Top of AVAILABLE DATA
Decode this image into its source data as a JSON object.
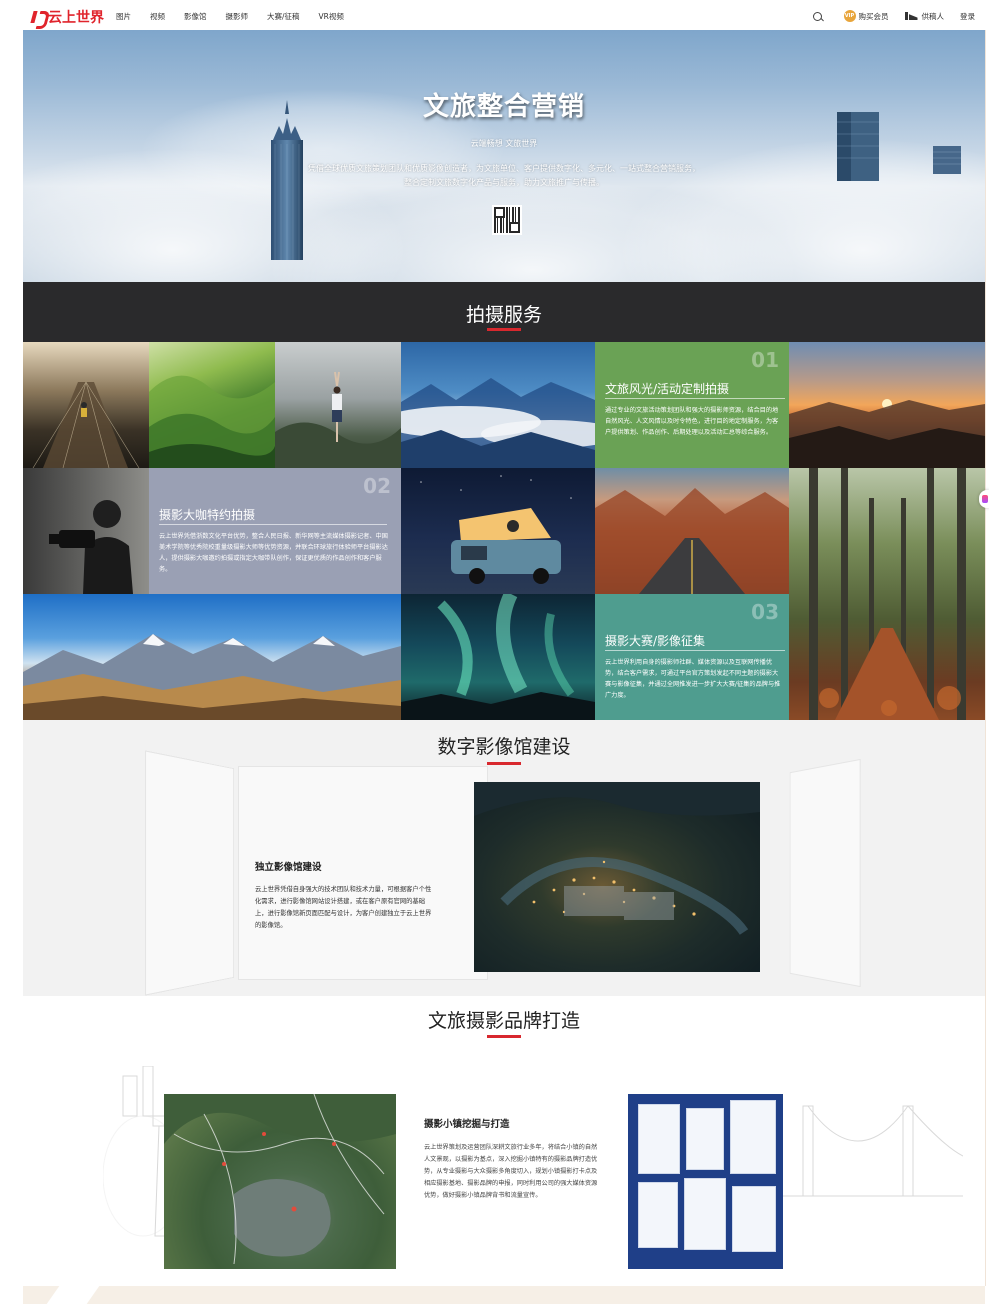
{
  "header": {
    "logo_text": "云上世界",
    "nav": [
      "图片",
      "视频",
      "影像馆",
      "摄影师",
      "大赛/征稿",
      "VR视频"
    ],
    "vip_badge": "VIP",
    "buy_vip": "购买会员",
    "contributor": "供稿人",
    "login": "登录"
  },
  "hero": {
    "title": "文旅整合营销",
    "subtitle": "云端畅想 文旅世界",
    "description": "凭借全球优质文旅策划团队和优质影像创造者，为文旅单位、客户提供数字化、多元化、一站式整合营销服务，整合定制文旅数字化产品与服务，助力文旅推广与传播。"
  },
  "shooting": {
    "title": "拍摄服务",
    "panels": [
      {
        "num": "01",
        "title": "文旅风光/活动定制拍摄",
        "desc": "通过专业的文旅活动策划团队和强大的摄影师资源，结合目的地自然风光、人文风情以及时令特色，进行目的地定制服务，为客户提供策划、作品创作、后期处理以及活动汇总等综合服务。",
        "color": "#6aa255"
      },
      {
        "num": "02",
        "title": "摄影大咖特约拍摄",
        "desc": "云上世界凭借浙数文化平台优势，整合人民日报、新华网等主流媒体摄影记者、中国美术学院等优秀院校重量级摄影大师等优势资源，并联合环球旅行体验师平台摄影达人，提供摄影大咖邀约拍摄或指定大咖带队创作，保证更优质的作品创作和客户服务。",
        "color": "#9aa0b4"
      },
      {
        "num": "03",
        "title": "摄影大赛/影像征集",
        "desc": "云上世界利用自身的摄影师社群、媒体资源以及互联网传播优势，结合客户需求，可通过平台官方策划发起不同主题的摄影大赛与影像征集，并通过全网推发进一步扩大大赛/征集的品牌与推广力度。",
        "color": "#4f9d8f"
      }
    ]
  },
  "museum": {
    "title": "数字影像馆建设",
    "card_title": "独立影像馆建设",
    "card_desc": "云上世界凭借自身强大的技术团队和技术力量，可根据客户个性化需求，进行影像馆网站设计搭建，或在客户原有官网的基础上，进行影像馆新页面匹配与设计，为客户创建独立于云上世界的影像馆。"
  },
  "brand": {
    "title": "文旅摄影品牌打造",
    "card_title": "摄影小镇挖掘与打造",
    "card_desc": "云上世界策划及运营团队深耕文旅行业多年，将结合小镇的自然人文景观，以摄影为基点，深入挖掘小镇特有的摄影品牌打造优势，从专业摄影与大众摄影多角度切入，规划小镇摄影打卡点及相应摄影基地、摄影品牌的申报，同时利用公司的强大媒体资源优势，做好摄影小镇品牌背书和流量宣传。"
  },
  "colors": {
    "brand_red": "#e0242c",
    "accent_bar": "#d8282e",
    "dark_band": "#2a2a2c"
  }
}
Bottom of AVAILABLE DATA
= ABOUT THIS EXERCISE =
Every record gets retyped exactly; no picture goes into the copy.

= SOLUTION TO THIS PROBLEM =
Decode this image into its source data as a JSON object.
{
  "header": {
    "logo_text": "云上世界",
    "nav": [
      "图片",
      "视频",
      "影像馆",
      "摄影师",
      "大赛/征稿",
      "VR视频"
    ],
    "vip_badge": "VIP",
    "buy_vip": "购买会员",
    "contributor": "供稿人",
    "login": "登录"
  },
  "hero": {
    "title": "文旅整合营销",
    "subtitle": "云端畅想 文旅世界",
    "description": "凭借全球优质文旅策划团队和优质影像创造者，为文旅单位、客户提供数字化、多元化、一站式整合营销服务，整合定制文旅数字化产品与服务，助力文旅推广与传播。"
  },
  "shooting": {
    "title": "拍摄服务",
    "panels": [
      {
        "num": "01",
        "title": "文旅风光/活动定制拍摄",
        "desc": "通过专业的文旅活动策划团队和强大的摄影师资源，结合目的地自然风光、人文风情以及时令特色，进行目的地定制服务，为客户提供策划、作品创作、后期处理以及活动汇总等综合服务。",
        "color": "#6aa255"
      },
      {
        "num": "02",
        "title": "摄影大咖特约拍摄",
        "desc": "云上世界凭借浙数文化平台优势，整合人民日报、新华网等主流媒体摄影记者、中国美术学院等优秀院校重量级摄影大师等优势资源，并联合环球旅行体验师平台摄影达人，提供摄影大咖邀约拍摄或指定大咖带队创作，保证更优质的作品创作和客户服务。",
        "color": "#9aa0b4"
      },
      {
        "num": "03",
        "title": "摄影大赛/影像征集",
        "desc": "云上世界利用自身的摄影师社群、媒体资源以及互联网传播优势，结合客户需求，可通过平台官方策划发起不同主题的摄影大赛与影像征集，并通过全网推发进一步扩大大赛/征集的品牌与推广力度。",
        "color": "#4f9d8f"
      }
    ]
  },
  "museum": {
    "title": "数字影像馆建设",
    "card_title": "独立影像馆建设",
    "card_desc": "云上世界凭借自身强大的技术团队和技术力量，可根据客户个性化需求，进行影像馆网站设计搭建，或在客户原有官网的基础上，进行影像馆新页面匹配与设计，为客户创建独立于云上世界的影像馆。"
  },
  "brand": {
    "title": "文旅摄影品牌打造",
    "card_title": "摄影小镇挖掘与打造",
    "card_desc": "云上世界策划及运营团队深耕文旅行业多年，将结合小镇的自然人文景观，以摄影为基点，深入挖掘小镇特有的摄影品牌打造优势，从专业摄影与大众摄影多角度切入，规划小镇摄影打卡点及相应摄影基地、摄影品牌的申报，同时利用公司的强大媒体资源优势，做好摄影小镇品牌背书和流量宣传。"
  },
  "colors": {
    "brand_red": "#e0242c",
    "accent_bar": "#d8282e",
    "dark_band": "#2a2a2c"
  }
}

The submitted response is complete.